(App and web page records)
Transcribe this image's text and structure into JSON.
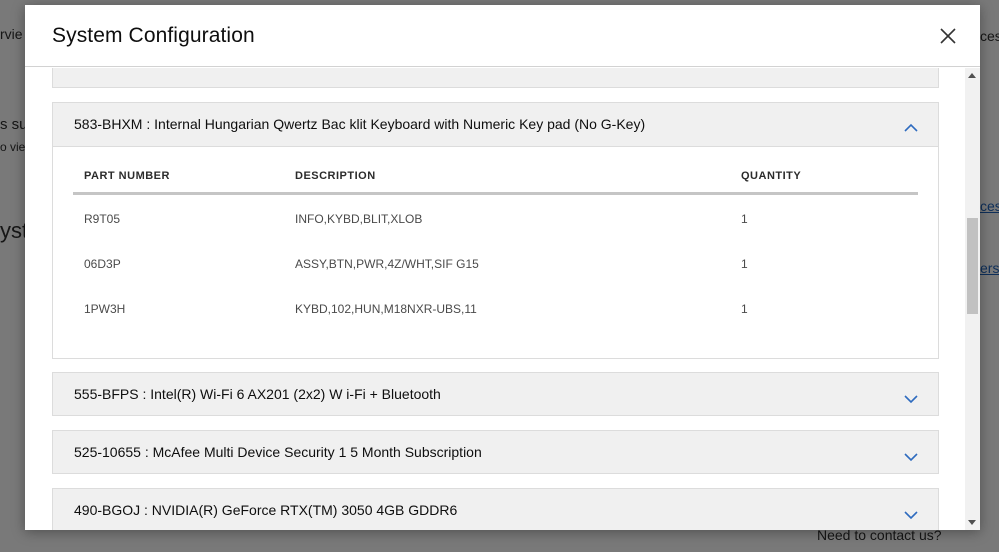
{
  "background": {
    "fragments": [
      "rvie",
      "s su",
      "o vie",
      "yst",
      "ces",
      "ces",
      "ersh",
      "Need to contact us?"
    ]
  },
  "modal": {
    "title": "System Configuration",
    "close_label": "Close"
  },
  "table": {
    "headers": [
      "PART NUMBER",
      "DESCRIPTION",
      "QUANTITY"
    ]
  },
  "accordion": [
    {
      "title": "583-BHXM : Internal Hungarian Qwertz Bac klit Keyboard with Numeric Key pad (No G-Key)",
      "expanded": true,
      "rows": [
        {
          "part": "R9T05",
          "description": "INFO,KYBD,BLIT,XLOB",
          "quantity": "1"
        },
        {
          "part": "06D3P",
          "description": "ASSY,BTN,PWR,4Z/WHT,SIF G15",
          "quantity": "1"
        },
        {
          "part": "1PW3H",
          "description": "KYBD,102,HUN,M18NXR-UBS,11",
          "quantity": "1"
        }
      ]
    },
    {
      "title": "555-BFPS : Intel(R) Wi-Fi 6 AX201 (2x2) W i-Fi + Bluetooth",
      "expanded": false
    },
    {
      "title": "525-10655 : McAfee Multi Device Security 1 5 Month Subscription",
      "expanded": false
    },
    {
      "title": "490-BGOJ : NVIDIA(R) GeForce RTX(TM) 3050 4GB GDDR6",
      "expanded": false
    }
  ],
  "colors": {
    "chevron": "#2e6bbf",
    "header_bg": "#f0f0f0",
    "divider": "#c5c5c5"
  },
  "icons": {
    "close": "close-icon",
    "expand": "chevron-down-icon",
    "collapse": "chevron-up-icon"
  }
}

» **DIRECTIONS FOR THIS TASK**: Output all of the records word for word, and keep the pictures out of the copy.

» **FINISHED EXERCISE**:
Transcribe this image's text and structure into JSON.
{
  "background": {
    "fragments": [
      "rvie",
      "s su",
      "o vie",
      "yst",
      "ces",
      "ces",
      "ersh",
      "Need to contact us?"
    ]
  },
  "modal": {
    "title": "System Configuration",
    "close_label": "Close"
  },
  "table": {
    "headers": [
      "PART NUMBER",
      "DESCRIPTION",
      "QUANTITY"
    ]
  },
  "accordion": [
    {
      "title": "583-BHXM : Internal Hungarian Qwertz Bac klit Keyboard with Numeric Key pad (No G-Key)",
      "expanded": true,
      "rows": [
        {
          "part": "R9T05",
          "description": "INFO,KYBD,BLIT,XLOB",
          "quantity": "1"
        },
        {
          "part": "06D3P",
          "description": "ASSY,BTN,PWR,4Z/WHT,SIF G15",
          "quantity": "1"
        },
        {
          "part": "1PW3H",
          "description": "KYBD,102,HUN,M18NXR-UBS,11",
          "quantity": "1"
        }
      ]
    },
    {
      "title": "555-BFPS : Intel(R) Wi-Fi 6 AX201 (2x2) W i-Fi + Bluetooth",
      "expanded": false
    },
    {
      "title": "525-10655 : McAfee Multi Device Security 1 5 Month Subscription",
      "expanded": false
    },
    {
      "title": "490-BGOJ : NVIDIA(R) GeForce RTX(TM) 3050 4GB GDDR6",
      "expanded": false
    }
  ],
  "colors": {
    "chevron": "#2e6bbf",
    "header_bg": "#f0f0f0",
    "divider": "#c5c5c5"
  },
  "icons": {
    "close": "close-icon",
    "expand": "chevron-down-icon",
    "collapse": "chevron-up-icon"
  }
}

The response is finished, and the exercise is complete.